■ **Work instructions**
Write out all of the records exactly once more and skip the images.

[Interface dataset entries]
★ ★ ★

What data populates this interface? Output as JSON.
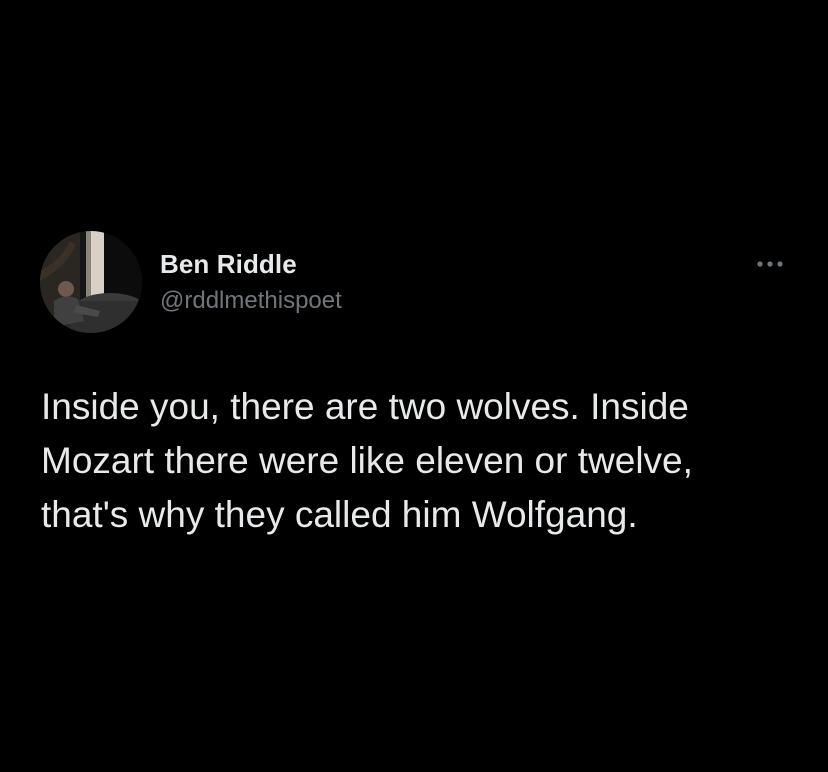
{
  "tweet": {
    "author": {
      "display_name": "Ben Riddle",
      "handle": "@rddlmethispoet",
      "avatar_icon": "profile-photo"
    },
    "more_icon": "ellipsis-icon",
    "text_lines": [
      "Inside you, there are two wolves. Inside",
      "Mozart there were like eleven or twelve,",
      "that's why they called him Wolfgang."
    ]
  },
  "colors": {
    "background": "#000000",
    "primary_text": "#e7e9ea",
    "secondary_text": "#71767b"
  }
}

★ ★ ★

■ **Task answer**
What data populates this interface? Output as JSON.
{
  "tweet": {
    "author": {
      "display_name": "Ben Riddle",
      "handle": "@rddlmethispoet",
      "avatar_icon": "profile-photo"
    },
    "more_icon": "ellipsis-icon",
    "text_lines": [
      "Inside you, there are two wolves. Inside",
      "Mozart there were like eleven or twelve,",
      "that's why they called him Wolfgang."
    ]
  },
  "colors": {
    "background": "#000000",
    "primary_text": "#e7e9ea",
    "secondary_text": "#71767b"
  }
}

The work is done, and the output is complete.